START Data for processing

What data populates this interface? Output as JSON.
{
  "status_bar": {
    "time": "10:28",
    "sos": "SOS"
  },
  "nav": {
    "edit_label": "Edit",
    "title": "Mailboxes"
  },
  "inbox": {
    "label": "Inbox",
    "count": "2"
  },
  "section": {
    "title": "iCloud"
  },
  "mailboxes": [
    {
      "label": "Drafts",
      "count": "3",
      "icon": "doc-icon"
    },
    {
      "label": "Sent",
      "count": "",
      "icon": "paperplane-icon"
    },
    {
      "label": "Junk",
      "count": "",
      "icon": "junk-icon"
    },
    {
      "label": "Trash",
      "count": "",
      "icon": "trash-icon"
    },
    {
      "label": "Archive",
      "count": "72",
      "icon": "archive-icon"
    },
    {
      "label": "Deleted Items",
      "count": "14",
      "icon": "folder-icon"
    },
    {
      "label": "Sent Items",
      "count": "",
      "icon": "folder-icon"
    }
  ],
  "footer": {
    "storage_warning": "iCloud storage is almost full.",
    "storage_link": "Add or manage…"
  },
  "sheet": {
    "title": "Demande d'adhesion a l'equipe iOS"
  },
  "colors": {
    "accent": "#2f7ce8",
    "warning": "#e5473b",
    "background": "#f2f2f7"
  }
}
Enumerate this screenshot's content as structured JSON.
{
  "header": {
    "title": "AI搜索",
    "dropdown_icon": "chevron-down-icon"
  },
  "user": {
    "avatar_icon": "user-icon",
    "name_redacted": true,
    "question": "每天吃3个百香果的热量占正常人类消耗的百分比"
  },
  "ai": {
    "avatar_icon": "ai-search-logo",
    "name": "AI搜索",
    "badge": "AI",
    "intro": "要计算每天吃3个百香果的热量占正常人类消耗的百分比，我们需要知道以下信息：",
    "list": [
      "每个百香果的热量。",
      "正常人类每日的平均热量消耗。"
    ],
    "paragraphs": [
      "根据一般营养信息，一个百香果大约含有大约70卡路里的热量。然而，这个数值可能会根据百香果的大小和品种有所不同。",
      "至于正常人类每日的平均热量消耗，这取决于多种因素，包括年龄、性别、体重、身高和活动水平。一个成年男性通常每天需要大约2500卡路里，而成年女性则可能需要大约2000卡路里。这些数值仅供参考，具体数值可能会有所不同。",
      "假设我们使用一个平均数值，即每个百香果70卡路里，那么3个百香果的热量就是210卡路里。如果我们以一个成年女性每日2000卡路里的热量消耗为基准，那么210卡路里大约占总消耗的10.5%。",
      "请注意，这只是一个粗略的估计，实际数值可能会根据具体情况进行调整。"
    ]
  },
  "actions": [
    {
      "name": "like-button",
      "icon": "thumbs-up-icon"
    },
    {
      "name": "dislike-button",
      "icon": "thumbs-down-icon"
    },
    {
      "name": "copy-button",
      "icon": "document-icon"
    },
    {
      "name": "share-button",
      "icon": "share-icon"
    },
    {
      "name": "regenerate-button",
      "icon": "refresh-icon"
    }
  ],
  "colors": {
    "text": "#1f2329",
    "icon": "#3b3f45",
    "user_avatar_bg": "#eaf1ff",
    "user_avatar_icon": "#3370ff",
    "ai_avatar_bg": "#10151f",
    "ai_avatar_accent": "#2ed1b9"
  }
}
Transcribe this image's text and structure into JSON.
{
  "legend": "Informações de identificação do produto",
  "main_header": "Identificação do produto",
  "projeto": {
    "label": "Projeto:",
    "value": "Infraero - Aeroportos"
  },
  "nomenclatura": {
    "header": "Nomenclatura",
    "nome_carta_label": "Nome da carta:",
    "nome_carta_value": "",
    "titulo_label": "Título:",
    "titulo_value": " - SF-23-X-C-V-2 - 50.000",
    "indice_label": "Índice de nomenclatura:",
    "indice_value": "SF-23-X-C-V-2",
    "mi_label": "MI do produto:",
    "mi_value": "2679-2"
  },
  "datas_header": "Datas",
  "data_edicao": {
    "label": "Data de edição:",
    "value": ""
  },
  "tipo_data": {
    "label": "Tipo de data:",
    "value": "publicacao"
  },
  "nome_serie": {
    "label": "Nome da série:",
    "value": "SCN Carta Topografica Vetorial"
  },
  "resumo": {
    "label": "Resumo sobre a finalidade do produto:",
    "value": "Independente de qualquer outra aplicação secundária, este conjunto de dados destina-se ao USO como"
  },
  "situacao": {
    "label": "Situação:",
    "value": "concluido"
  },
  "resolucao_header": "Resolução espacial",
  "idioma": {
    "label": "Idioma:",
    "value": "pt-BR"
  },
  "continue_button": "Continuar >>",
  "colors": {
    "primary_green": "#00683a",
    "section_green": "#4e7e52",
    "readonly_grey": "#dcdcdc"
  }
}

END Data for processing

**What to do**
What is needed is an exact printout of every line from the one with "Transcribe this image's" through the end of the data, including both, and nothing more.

**Solved exercise**
Transcribe this image's text and structure into JSON.
{
  "legend": "Informações de identificação do produto",
  "main_header": "Identificação do produto",
  "projeto": {
    "label": "Projeto:",
    "value": "Infraero - Aeroportos"
  },
  "nomenclatura": {
    "header": "Nomenclatura",
    "nome_carta_label": "Nome da carta:",
    "nome_carta_value": "",
    "titulo_label": "Título:",
    "titulo_value": " - SF-23-X-C-V-2 - 50.000",
    "indice_label": "Índice de nomenclatura:",
    "indice_value": "SF-23-X-C-V-2",
    "mi_label": "MI do produto:",
    "mi_value": "2679-2"
  },
  "datas_header": "Datas",
  "data_edicao": {
    "label": "Data de edição:",
    "value": ""
  },
  "tipo_data": {
    "label": "Tipo de data:",
    "value": "publicacao"
  },
  "nome_serie": {
    "label": "Nome da série:",
    "value": "SCN Carta Topografica Vetorial"
  },
  "resumo": {
    "label": "Resumo sobre a finalidade do produto:",
    "value": "Independente de qualquer outra aplicação secundária, este conjunto de dados destina-se ao USO como"
  },
  "situacao": {
    "label": "Situação:",
    "value": "concluido"
  },
  "resolucao_header": "Resolução espacial",
  "idioma": {
    "label": "Idioma:",
    "value": "pt-BR"
  },
  "continue_button": "Continuar >>",
  "colors": {
    "primary_green": "#00683a",
    "section_green": "#4e7e52",
    "readonly_grey": "#dcdcdc"
  }
}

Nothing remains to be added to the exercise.